This comes amid increasing concerns about the residential care sector’s vulnerability to the spread of coronavirus. One of the UK’s fastest growing companies, Elder uses bespoke technology to security vet and match the support it provides and run the logistics. It recently raised £8.2million second round funding from Acton Capital and MMC Ventures to scale the operation. Clients are self-funders, often in their mid-80s, who have homes with space to accommodate another person both for longer term and respite support.
“We are the alternative, the viable choice beyond the care home so people can stay safe but independent in their own home. This is 97 percent prefer anyway. This way they have help they can rely on and an individual with a personality that suits them,” explains Elder co-founder and chief executive Peter Dowds.
“They can also keep their GP and potentially enjoy better health, studies show the risk of a hip fracture for example is reduced by 46 percent.

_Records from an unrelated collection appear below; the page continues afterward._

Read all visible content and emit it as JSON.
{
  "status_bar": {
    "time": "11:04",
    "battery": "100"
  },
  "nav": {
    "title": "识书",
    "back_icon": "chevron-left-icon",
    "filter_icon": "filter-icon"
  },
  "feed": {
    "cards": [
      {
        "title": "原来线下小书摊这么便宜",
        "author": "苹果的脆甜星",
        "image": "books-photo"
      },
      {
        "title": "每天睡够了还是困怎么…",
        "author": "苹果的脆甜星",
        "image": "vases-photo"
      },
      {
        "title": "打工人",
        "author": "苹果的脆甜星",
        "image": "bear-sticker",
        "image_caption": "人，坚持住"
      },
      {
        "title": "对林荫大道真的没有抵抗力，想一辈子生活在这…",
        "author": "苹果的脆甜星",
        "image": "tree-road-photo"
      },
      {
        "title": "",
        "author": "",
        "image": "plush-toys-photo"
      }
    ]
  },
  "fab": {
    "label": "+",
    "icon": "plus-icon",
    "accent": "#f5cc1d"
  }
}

“We meet everyone before we employ them, but can get a carer matched within 48 hours because of our scheduling and scaleable technology.
“We have a ratings and feedback system for clients, regular meetings with carers which offer further layers of security and price-wise we’re competitive – it costs around £1,300 a week in care and £895 with Elder.
“Interest was growing in our very different solution, but it has certainly soared with the impact of coronavirus.”
Set up in 2016, the business has secured £16.5 million in venture capital so far, employs 100 staff in cities across the UK from Edinburgh to London and expects a £30 million turnover this year.
Its band of self-employed carers numbers 3,000 – average age 46, working in every region save the Outer Hebrides.
Seeing the problems close relatives faced and how the numbers of over-85s are set to double to three million by 2043 were the deciding factors for Dowds, who previously owned a technology-enabled cleaning services firm.
“It was time to develop alternatives to a system which has an ingrained bias towards the status quo and the traditional, institutional setting,” he says.
“We are now delivering the equivalent of an average-sized care home every 12 days and are very well aware of the pressures the social care system faces.
“In 2017 care home insolvencies increased by 83 percent. Financial unsustainability is going to continue in the sector because of the aggressive leaseback agreements and unfeasible returns many are based on.”
Elder’s chief challenge at first was providing specific reassurances around vetting (it has triple background checks) and explaining how the service works.
At that point it was also supplying alongside care on a temporary, hourly basis. “Then we realised this was too logistically complex and now offer a purely full-time segment,” says Dowds.
“This was an enormous decision, but the right one in hindsight. There was no manual because we are the first and now proving there is a market.”
Going forward Elder’s task is to be more visible as people begin to think about when they will go into care.
“Most enter through the health system and we need to build on the relationships we already have with NHS Trusts and Clinical Commissioning Groups,” he adds. “Our solution can help people leave hospital and free up beds in wards.”
Looking ahead Elder sees the chance to license its technology, but its focus for now will remain on building a recognisable brand in the UK’s social sector, applying “impeccable attention to detail”, says Dowds.
“We are part of a profound cultural shift taking place about ageing.”